Meanwhile, clinicians like me often believe that anxiety reduction provides the best hope for our patients. But, compared to the hope that Malmon nurtured with her college friends in honor of Brian and on behalf of college students everywhere, the therapeutic hope represents a limited imagination, one that returns the person to the promise of an independent self still at risk in her isolation—a soulless hope that might be called “unhope.”1

Source: Lothar Dietrich/Pixabay
Moral Imagination connects self to others.
Source: Lothar Dietrich/Pixabay

In the face of violence, therapists, like many caring others, want to make the injury disappear even though it cannot be forgotten. The therapeutic hope turns on denial about our mutual dependence in the face of danger and injustice. Its "unhope," like the hope of politicians and leaders, promises a return to decency and safety that has already been shown to the victim as illusory. It conceals an allegiance to self-serving–as opposed to other-serving–imagination.

The personal hope of "menders," realized in service of others, is honest about our frailty and hopeful about the promise of repair.

If you or someone you love is contemplating suicide, seek help immediately. For help 24/7, dial 988 for the National Suicide Prevention Lifeline, or reach out to the Crisis Text Line by texting TALK to 741741. To find a therapist near you, visit the Psychology Today Therapy Directory.

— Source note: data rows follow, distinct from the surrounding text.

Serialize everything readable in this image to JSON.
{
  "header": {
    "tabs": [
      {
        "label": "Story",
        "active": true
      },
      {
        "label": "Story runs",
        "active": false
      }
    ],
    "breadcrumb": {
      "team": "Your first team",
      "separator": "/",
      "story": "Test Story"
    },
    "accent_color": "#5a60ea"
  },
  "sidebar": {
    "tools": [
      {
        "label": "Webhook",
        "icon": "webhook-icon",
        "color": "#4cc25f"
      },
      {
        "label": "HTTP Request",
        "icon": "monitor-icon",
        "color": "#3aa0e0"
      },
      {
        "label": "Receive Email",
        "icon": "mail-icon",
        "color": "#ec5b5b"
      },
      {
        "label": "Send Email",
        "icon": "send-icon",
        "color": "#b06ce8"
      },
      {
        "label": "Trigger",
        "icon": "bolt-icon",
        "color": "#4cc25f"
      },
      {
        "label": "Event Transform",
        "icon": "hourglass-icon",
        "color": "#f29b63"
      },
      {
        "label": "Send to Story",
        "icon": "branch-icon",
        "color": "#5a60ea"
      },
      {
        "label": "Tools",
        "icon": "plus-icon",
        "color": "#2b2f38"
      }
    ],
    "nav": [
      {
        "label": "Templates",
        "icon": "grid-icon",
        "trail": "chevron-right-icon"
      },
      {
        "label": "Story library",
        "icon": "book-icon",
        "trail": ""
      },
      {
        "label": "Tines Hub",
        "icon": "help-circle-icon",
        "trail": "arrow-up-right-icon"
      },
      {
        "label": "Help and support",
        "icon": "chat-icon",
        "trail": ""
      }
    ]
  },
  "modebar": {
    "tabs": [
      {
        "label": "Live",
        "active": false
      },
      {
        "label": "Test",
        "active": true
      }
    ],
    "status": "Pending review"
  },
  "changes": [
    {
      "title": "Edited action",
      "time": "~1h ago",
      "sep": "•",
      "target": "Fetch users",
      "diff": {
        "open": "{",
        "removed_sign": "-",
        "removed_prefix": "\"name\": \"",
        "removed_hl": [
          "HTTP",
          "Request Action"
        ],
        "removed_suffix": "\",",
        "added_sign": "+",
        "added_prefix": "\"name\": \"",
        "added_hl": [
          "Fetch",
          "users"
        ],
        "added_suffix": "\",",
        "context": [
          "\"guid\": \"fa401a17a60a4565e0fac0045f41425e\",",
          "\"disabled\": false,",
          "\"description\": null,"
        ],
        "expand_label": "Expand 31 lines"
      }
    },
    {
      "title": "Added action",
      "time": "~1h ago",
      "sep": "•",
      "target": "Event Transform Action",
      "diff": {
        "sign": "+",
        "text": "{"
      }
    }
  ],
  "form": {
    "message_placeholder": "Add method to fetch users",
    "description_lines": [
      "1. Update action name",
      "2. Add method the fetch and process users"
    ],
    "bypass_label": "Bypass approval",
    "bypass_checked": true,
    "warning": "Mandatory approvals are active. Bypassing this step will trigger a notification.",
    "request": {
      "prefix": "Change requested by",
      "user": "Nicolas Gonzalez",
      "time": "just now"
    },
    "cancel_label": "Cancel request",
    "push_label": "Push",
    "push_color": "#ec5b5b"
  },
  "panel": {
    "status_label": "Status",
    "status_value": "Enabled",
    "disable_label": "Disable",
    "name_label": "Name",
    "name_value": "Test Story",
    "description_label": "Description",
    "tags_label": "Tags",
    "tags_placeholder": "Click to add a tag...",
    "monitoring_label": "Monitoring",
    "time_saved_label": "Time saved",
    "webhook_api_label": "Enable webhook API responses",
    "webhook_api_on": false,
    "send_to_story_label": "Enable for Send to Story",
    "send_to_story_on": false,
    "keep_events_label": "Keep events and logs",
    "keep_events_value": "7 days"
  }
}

This post is part 4 in a series of articles on Menders. To read this series from the beginning, click here.


[1] Jill Graper Hernandez. Gabriel Marcel’s Ethics of Hope; Evil, God, and Virtue. Continuum International Publishing. 2011.